- The separation of tensile and gripping forces ensures a constant gripping force over the course of the entire test sequence. For specimens prone to shrinkage, the gripping force is uniformly maintained by constant pneumatic pressure.
- The contact force on the specimen is reproducible.
- Gripping-sensitive specimens can be held securely by adjusting the pneumatic pressure, avoiding jaw breaks.
- The primary stress is the tensile load and it can be static or pulsating. Depending on the type of grips, compression and alternating load tests may be performed.
- Depending on the design principle, the gripping area is freely accessible.
- The larger grips can remain in place while small load cells, specimen grips, test fixtures and test devices are attached without having to dismantle the specimen grips—a great time saver.
- There are a wide range of jaws with respect to material, surface, and area of the clamping surface.
- Pneumatic grips offer a low-cost alternative to hydraulic grips.
There are three types of ZwickRoell pneumatic grips:
Single-actuator pneumatic grips can be used for the symmetrical and asymmetrical gripping of specimens (e.g., for shear strength tests). Some of the single-actuator pneumatic grips up to 1 kN have an integral control valve—no additional external pneumatic control unit required.
Double-actuator pneumatic grips always close symmetrically with respect to the tensile axis. This eliminates the need for thickness adjustment: This is a big advantage, above all, for soft specimens and/or if specimen thickness changes.
- For temperature chambers (single- and double-actuator)

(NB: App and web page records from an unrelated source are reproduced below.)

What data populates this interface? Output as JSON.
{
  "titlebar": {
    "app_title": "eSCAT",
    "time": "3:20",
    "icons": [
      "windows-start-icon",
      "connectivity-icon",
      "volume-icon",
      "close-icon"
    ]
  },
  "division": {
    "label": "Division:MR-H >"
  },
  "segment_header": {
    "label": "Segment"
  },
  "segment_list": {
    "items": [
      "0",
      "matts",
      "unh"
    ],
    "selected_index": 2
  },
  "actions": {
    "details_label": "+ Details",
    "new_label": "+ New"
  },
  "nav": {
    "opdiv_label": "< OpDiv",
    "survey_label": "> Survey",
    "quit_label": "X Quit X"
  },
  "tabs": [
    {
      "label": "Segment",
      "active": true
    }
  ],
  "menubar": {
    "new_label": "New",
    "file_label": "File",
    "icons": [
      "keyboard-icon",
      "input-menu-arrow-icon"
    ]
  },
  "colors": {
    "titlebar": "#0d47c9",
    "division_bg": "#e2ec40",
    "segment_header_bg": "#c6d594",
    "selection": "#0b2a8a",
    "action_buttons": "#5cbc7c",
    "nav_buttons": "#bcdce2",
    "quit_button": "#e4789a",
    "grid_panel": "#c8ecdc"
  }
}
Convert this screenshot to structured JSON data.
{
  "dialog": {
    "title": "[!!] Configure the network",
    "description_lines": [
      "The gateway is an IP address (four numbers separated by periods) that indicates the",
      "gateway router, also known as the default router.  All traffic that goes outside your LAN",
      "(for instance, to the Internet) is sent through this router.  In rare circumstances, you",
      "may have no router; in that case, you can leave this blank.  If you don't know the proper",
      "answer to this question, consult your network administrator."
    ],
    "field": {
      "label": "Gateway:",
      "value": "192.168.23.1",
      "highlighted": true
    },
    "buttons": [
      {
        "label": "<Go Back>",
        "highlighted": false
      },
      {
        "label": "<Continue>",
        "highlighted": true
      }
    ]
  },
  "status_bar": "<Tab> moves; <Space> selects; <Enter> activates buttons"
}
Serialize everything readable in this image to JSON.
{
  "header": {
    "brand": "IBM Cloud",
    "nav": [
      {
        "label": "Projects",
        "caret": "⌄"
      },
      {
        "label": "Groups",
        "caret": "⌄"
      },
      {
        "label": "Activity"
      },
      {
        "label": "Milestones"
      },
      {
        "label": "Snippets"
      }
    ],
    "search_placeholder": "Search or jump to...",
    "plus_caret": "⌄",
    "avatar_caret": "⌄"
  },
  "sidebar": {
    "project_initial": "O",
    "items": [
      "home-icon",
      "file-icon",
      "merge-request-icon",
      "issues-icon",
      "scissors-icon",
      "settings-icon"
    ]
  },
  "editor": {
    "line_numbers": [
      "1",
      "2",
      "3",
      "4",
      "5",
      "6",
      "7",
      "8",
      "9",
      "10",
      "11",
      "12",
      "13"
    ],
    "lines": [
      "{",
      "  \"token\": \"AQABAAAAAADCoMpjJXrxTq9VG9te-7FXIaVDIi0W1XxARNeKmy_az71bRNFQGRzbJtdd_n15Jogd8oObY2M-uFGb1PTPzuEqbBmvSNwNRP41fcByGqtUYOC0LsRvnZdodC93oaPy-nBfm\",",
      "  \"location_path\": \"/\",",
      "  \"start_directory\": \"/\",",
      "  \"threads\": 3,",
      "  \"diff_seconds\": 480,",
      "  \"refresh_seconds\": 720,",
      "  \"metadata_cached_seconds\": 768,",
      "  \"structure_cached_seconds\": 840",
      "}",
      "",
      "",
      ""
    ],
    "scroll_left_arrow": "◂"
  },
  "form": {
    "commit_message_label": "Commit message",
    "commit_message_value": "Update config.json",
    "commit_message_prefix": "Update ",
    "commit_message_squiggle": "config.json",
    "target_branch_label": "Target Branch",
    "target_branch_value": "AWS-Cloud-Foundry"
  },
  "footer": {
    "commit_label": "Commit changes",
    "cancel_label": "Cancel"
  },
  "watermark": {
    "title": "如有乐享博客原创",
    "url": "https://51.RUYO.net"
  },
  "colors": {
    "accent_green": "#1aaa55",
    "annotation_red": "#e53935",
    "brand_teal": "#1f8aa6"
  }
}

These pneumatic grip are single- or double-actuator specimen grips that are specifically designed for use in temperature chambers.